Chapter 11 Earthquakes and Volcanoes

Earthquakes The shaking caused by the sudden movement of the crust
Scientists estimate that over one million earthquakes happen every year. Approximately one earthquake every thirty seconds. Most so small that no one notices them are recorded by seismographs.

Several thousand per year actually move the surface of the Earth.
About 20 per year cause severe changes in the Earth’s surface. These have the potential to cause serious damage to buildings and dramatic loss of life in populated areas.

Seismic Waves Waves travel from the break outward.
Main cause is faulting. If they occur on the ocean floor they can cause giant waves called tsunamis Travel at km/hr 10 to 20 meters high when they hit the coast.

Seismic Waves Focus- where the rocks break below ground
Epicenter- the surface directly above the focus.
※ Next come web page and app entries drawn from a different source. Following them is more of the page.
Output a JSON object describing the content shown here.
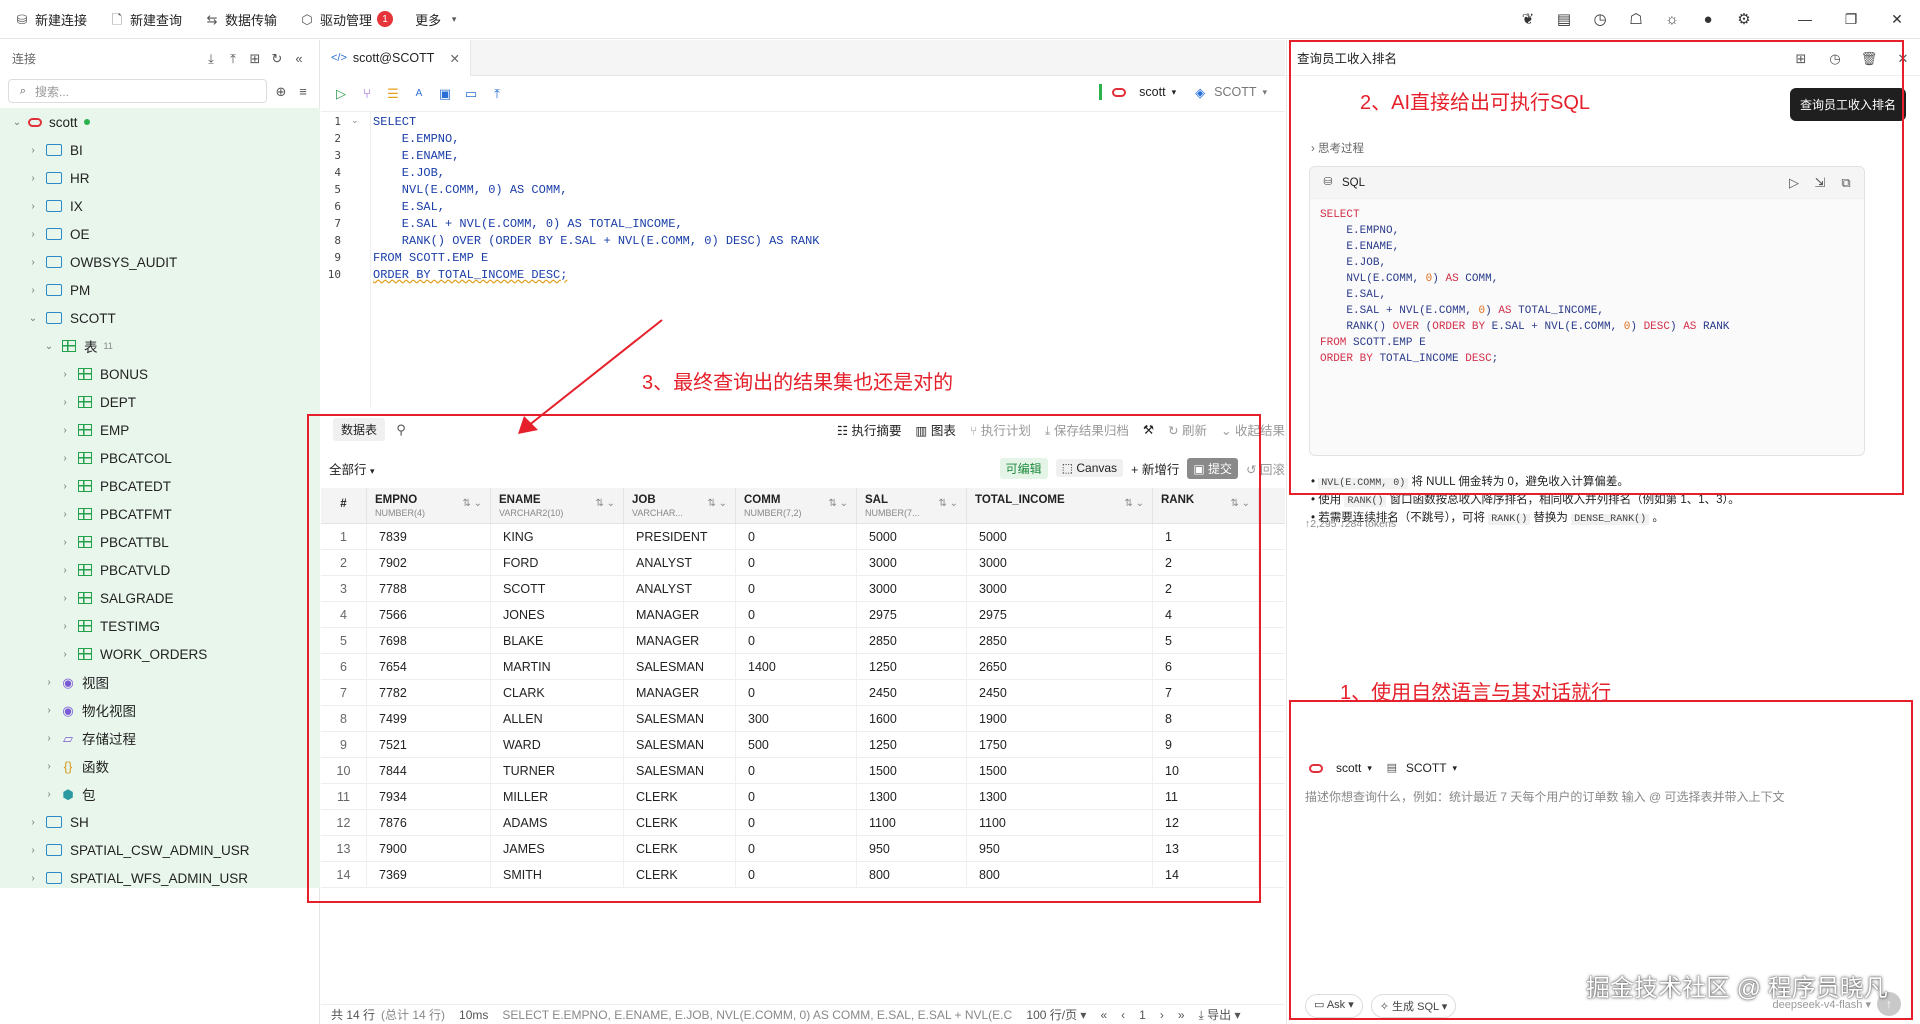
{
  "topbar": {
    "new_connection": "新建连接",
    "new_query": "新建查询",
    "data_transfer": "数据传输",
    "driver_mgmt": "驱动管理",
    "driver_badge": "1",
    "more": "更多"
  },
  "sidebar": {
    "title": "连接",
    "search_placeholder": "搜索...",
    "tree": [
      {
        "label": "scott",
        "level": 0,
        "type": "oracle",
        "expanded": true,
        "online": true
      },
      {
        "label": "BI",
        "level": 1,
        "type": "folder"
      },
      {
        "label": "HR",
        "level": 1,
        "type": "folder"
      },
      {
        "label": "IX",
        "level": 1,
        "type": "folder"
      },
      {
        "label": "OE",
        "level": 1,
        "type": "folder"
      },
      {
        "label": "OWBSYS_AUDIT",
        "level": 1,
        "type": "folder"
      },
      {
        "label": "PM",
        "level": 1,
        "type": "folder"
      },
      {
        "label": "SCOTT",
        "level": 1,
        "type": "folder",
        "expanded": true
      },
      {
        "label": "表",
        "level": 2,
        "type": "table",
        "expanded": true,
        "count": "11"
      },
      {
        "label": "BONUS",
        "level": 3,
        "type": "table"
      },
      {
        "label": "DEPT",
        "level": 3,
        "type": "table"
      },
      {
        "label": "EMP",
        "level": 3,
        "type": "table"
      },
      {
        "label": "PBCATCOL",
        "level": 3,
        "type": "table"
      },
      {
        "label": "PBCATEDT",
        "level": 3,
        "type": "table"
      },
      {
        "label": "PBCATFMT",
        "level": 3,
        "type": "table"
      },
      {
        "label": "PBCATTBL",
        "level": 3,
        "type": "table"
      },
      {
        "label": "PBCATVLD",
        "level": 3,
        "type": "table"
      },
      {
        "label": "SALGRADE",
        "level": 3,
        "type": "table"
      },
      {
        "label": "TESTIMG",
        "level": 3,
        "type": "table"
      },
      {
        "label": "WORK_ORDERS",
        "level": 3,
        "type": "table"
      },
      {
        "label": "视图",
        "level": 2,
        "type": "view"
      },
      {
        "label": "物化视图",
        "level": 2,
        "type": "view"
      },
      {
        "label": "存储过程",
        "level": 2,
        "type": "proc"
      },
      {
        "label": "函数",
        "level": 2,
        "type": "func"
      },
      {
        "label": "包",
        "level": 2,
        "type": "pkg"
      },
      {
        "label": "SH",
        "level": 1,
        "type": "folder"
      },
      {
        "label": "SPATIAL_CSW_ADMIN_USR",
        "level": 1,
        "type": "folder"
      },
      {
        "label": "SPATIAL_WFS_ADMIN_USR",
        "level": 1,
        "type": "folder"
      }
    ]
  },
  "editor": {
    "tab": "scott@SCOTT",
    "conn": "scott",
    "schema": "SCOTT",
    "lines": [
      "SELECT",
      "    E.EMPNO,",
      "    E.ENAME,",
      "    E.JOB,",
      "    NVL(E.COMM, 0) AS COMM,",
      "    E.SAL,",
      "    E.SAL + NVL(E.COMM, 0) AS TOTAL_INCOME,",
      "    RANK() OVER (ORDER BY E.SAL + NVL(E.COMM, 0) DESC) AS RANK",
      "FROM SCOTT.EMP E",
      "ORDER BY TOTAL_INCOME DESC;"
    ]
  },
  "result": {
    "tab": "数据表",
    "summary": "执行摘要",
    "chart": "图表",
    "plan": "执行计划",
    "save": "保存结果归档",
    "refresh": "刷新",
    "collapse": "收起结果",
    "all_rows": "全部行",
    "editable": "可编辑",
    "canvas": "Canvas",
    "add_row": "新增行",
    "submit": "提交",
    "rollback": "回滚",
    "columns": [
      {
        "name": "#",
        "type": ""
      },
      {
        "name": "EMPNO",
        "type": "NUMBER(4)"
      },
      {
        "name": "ENAME",
        "type": "VARCHAR2(10)"
      },
      {
        "name": "JOB",
        "type": "VARCHAR..."
      },
      {
        "name": "COMM",
        "type": "NUMBER(7,2)"
      },
      {
        "name": "SAL",
        "type": "NUMBER(7..."
      },
      {
        "name": "TOTAL_INCOME",
        "type": ""
      },
      {
        "name": "RANK",
        "type": ""
      }
    ],
    "rows": [
      [
        "1",
        "7839",
        "KING",
        "PRESIDENT",
        "0",
        "5000",
        "5000",
        "1"
      ],
      [
        "2",
        "7902",
        "FORD",
        "ANALYST",
        "0",
        "3000",
        "3000",
        "2"
      ],
      [
        "3",
        "7788",
        "SCOTT",
        "ANALYST",
        "0",
        "3000",
        "3000",
        "2"
      ],
      [
        "4",
        "7566",
        "JONES",
        "MANAGER",
        "0",
        "2975",
        "2975",
        "4"
      ],
      [
        "5",
        "7698",
        "BLAKE",
        "MANAGER",
        "0",
        "2850",
        "2850",
        "5"
      ],
      [
        "6",
        "7654",
        "MARTIN",
        "SALESMAN",
        "1400",
        "1250",
        "2650",
        "6"
      ],
      [
        "7",
        "7782",
        "CLARK",
        "MANAGER",
        "0",
        "2450",
        "2450",
        "7"
      ],
      [
        "8",
        "7499",
        "ALLEN",
        "SALESMAN",
        "300",
        "1600",
        "1900",
        "8"
      ],
      [
        "9",
        "7521",
        "WARD",
        "SALESMAN",
        "500",
        "1250",
        "1750",
        "9"
      ],
      [
        "10",
        "7844",
        "TURNER",
        "SALESMAN",
        "0",
        "1500",
        "1500",
        "10"
      ],
      [
        "11",
        "7934",
        "MILLER",
        "CLERK",
        "0",
        "1300",
        "1300",
        "11"
      ],
      [
        "12",
        "7876",
        "ADAMS",
        "CLERK",
        "0",
        "1100",
        "1100",
        "12"
      ],
      [
        "13",
        "7900",
        "JAMES",
        "CLERK",
        "0",
        "950",
        "950",
        "13"
      ],
      [
        "14",
        "7369",
        "SMITH",
        "CLERK",
        "0",
        "800",
        "800",
        "14"
      ]
    ]
  },
  "status": {
    "rows": "共 14 行",
    "total": "(总计 14 行)",
    "time": "10ms",
    "sql": "SELECT E.EMPNO, E.ENAME, E.JOB, NVL(E.COMM, 0) AS COMM, E.SAL, E.SAL + NVL(E.CO...",
    "page_size": "100 行/页",
    "page": "1",
    "export": "导出"
  },
  "ai": {
    "title": "查询员工收入排名",
    "tooltip": "查询员工收入排名",
    "think": "思考过程",
    "sql_label": "SQL",
    "bullets": [
      {
        "code": "NVL(E.COMM, 0)",
        "text": "将 NULL 佣金转为 0，避免收入计算偏差。"
      },
      {
        "pre": "使用",
        "code": "RANK()",
        "text": "窗口函数按总收入降序排名，相同收入并列排名（例如第 1、1、3）。"
      },
      {
        "pre": "若需要连续排名（不跳号），可将",
        "code": "RANK()",
        "mid": "替换为",
        "code2": "DENSE_RANK()",
        "text": "。"
      }
    ],
    "tokens": "↑2,295 ↓284 tokens",
    "compose_conn": "scott",
    "compose_schema": "SCOTT",
    "placeholder": "描述你想查询什么，例如：统计最近 7 天每个用户的订单数 输入 @ 可选择表并带入上下文",
    "ask": "Ask",
    "gen_sql": "生成 SQL",
    "model": "deepseek-v4-flash"
  },
  "annotations": {
    "a1": "1、使用自然语言与其对话就行",
    "a2": "2、AI直接给出可执行SQL",
    "a3": "3、最终查询出的结果集也还是对的"
  },
  "watermark": "掘金技术社区 @ 程序员晓凡",
  "colors": {
    "accent": "#2a6fd6",
    "annotation": "#e5202a",
    "tree_bg": "#e8f6ec"
  }
}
Where shaking is worst

Seismic waves Three types Primary waves- P waves Fastest
Travel through solid, liquid, and gases Pressure wave Secondary waves- S waves slower Don’t go through liquids Shear waves - side to side

Seismic waves Surface waves- L waves slowest
Move like ocean waves - rise up and down cause the most damage

Seismograph Detects and measures seismic waves
Seismogram is the record made by it Studied by a seismologist Flat line - no motion Bigger waves, stronger quake

Richter scale How we compare the strength of earthquakes Not a machine
Number from 1 to 10 Higher number stronger earthquake. Every 1 number higher is 10 times stronger Bigger than 6 very destructive

Predicting Earthquakes
To be useful must predict where when how strong Not very good make buildings differently in earthquake areas Trying by measuring motion of earth, speed of waves, tilt of earth, electricity

Volcanoes Magma- melted rock below the surface
Lava- when it reaches the surface Volcano - where lava reaches the surface Lava lets us see what is below the crust Different types of lava Dark colored, runny lava flows quietly Light colored hardens inside, pressure builds and it explodes. Gas bubbles can form pumice and scoria

Rock fragments Thrown out in eruptions Different sizes
Volcanic dust- like flour Volcanic Ash- grains of rice Cinders- about the size of a golf ball Volcanic bombs- a few centimeters to several meters across

Types of Volcanoes Three different types
Cinder cone formed by piling up rock fragments from explosive eruptions Narrow base and steep sides Shield volcanoes runny lava pouring out covers the ground in layers large area, gentle slope - Hawaii

Types of Volcanoes Composite Volcano- Alternating layers of rock caused by alternating types of eruptions Explosive lays down rocks then covered by lava, Another explosion, More lava etc. large cone shaped mountain forms

Volcano Parts Vent- The pipe that the lava flows through
Crater- funnel shaped pit at the top of a volcano Caldera- If the walls of the crater collapse and the crater becomes very large.

Volcano Zones Ring of Fire- all the way around the Pacific Ocean
Through the Mediterranean Sea Mid-Atlantic Ridge- Underwater Mountain range down the middle of the Atlantic Ocean